Thursday, 19 August 2010

There is always a solution... there is always a solution... there is always a solution...

Returned from the festival a few days ago, pleased to discover that after ten days of rain and wind the device was still structurally sound and hadn't exploded even once.
However, as I was stripping the reflector to upgrade a bit of wood I made the potentially catastrophic discovery that mylar sucks.
Every single piece of dust, every spot where the metal mesh touched it, every spattering of guano had somehow eaten a tiny hole in the reflective surface, leaving only the clear plastic backing. Holding it up to the light the damnable thing resembles a starry night sky of disappointment.

The two days of internet research which followed would be best described as 'feverish'; due partly to the fact that my stress levels always elevate a bit towards the end of projects, but mainly because I knew full well that:
Mylar, my default option from day one, was now going to be completely unusable,
The list of alternatives was very small, possibly zero,
And the inability to locate one would pretty much kill this entire project.

As of this morning the list runs to just one item: aluminium kitchen foil.
I've always heard that this is about the worst thing you can use; it's a bastard to work with, scatters the light too much, and is poorly reflective. Early research on marijuana cultivation forums seemed to confirm it.
However, closer reading turned up that there's no real reason this should be the case, as aluminium is one of the most reflective metals, running about 85-95% reflective through white light and well into near infra-red.

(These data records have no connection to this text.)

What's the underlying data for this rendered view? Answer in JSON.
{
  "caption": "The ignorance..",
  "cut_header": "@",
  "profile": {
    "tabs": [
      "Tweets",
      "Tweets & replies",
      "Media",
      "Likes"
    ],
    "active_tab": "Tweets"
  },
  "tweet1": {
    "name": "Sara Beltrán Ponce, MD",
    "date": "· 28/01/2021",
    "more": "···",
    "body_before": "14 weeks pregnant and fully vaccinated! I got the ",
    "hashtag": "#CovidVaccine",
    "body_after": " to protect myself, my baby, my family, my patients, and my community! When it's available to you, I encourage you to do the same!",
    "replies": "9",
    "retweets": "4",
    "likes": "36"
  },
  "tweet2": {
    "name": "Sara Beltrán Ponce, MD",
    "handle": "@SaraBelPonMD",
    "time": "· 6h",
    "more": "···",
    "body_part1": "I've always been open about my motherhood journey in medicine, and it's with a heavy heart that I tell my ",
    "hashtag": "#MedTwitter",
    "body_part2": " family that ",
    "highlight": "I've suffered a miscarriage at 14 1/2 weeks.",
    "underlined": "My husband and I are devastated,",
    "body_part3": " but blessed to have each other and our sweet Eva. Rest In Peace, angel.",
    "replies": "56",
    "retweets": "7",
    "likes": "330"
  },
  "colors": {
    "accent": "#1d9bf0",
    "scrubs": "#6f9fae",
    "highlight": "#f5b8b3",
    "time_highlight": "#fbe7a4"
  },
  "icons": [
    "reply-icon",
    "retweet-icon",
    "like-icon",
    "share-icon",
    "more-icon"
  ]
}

Caught a train to town, got a roll of the most reflective looking stuff I could find in the supermarket, taped three lengths together and whacked it in the assembly.
The results are very interesting.

The focus is about half as tight as the mylar thermal blanket, ie 10-12 mm as opposed to 5ish. Still pretty good. However the amount of energy is (according to my incredibly precise method of sticking my hand in and seeing how much it hurts) a lot higher. Like, 50% higher, even at the half concentration.

This, I think, means two things.
The thermal blanket, as well as sucking at durability, also sucks at reflectance.
Aluminium foil is a lot more reflective than it's generally given credit for.

I'm really happy to have discovered this, as though it requirs a somewhat careful workflow to avoid tearing, foil is by far the most accessible and ubiquitous reflector material in the world. That it turns out to also be one of the most effective has a lot of ramifications for home made solar.
And, yes, I'm aware that I hardly discovered it. About 90% of projects I've seen have used kitchen foil, but pretty much all of them have made what looks to be the mistake of gluing the foil to a backing material. It desperately wants to crinkle, and it's the crinkling which makes it almost useless. -You've got to stretch it-.
It also loves to tear, but taping the edges and any holes seems (touching wood) to resolve this. If it doesn't hold up in the field I'll just cover the entire back with stickytape. It's cheap enough.

So, if Google led you here because you're researching reflector materials, know this: aluminium foil rocks. Use it.
(There's pretty much no other affordable option.)

1 comment:

  1. Looks interesting. How durable is it to outside conditions? Do you know what it's made from? What were you using it for?

    No danger of my quitting, all part of having an obsessive personality.
    Tho not compulsive, thankfully.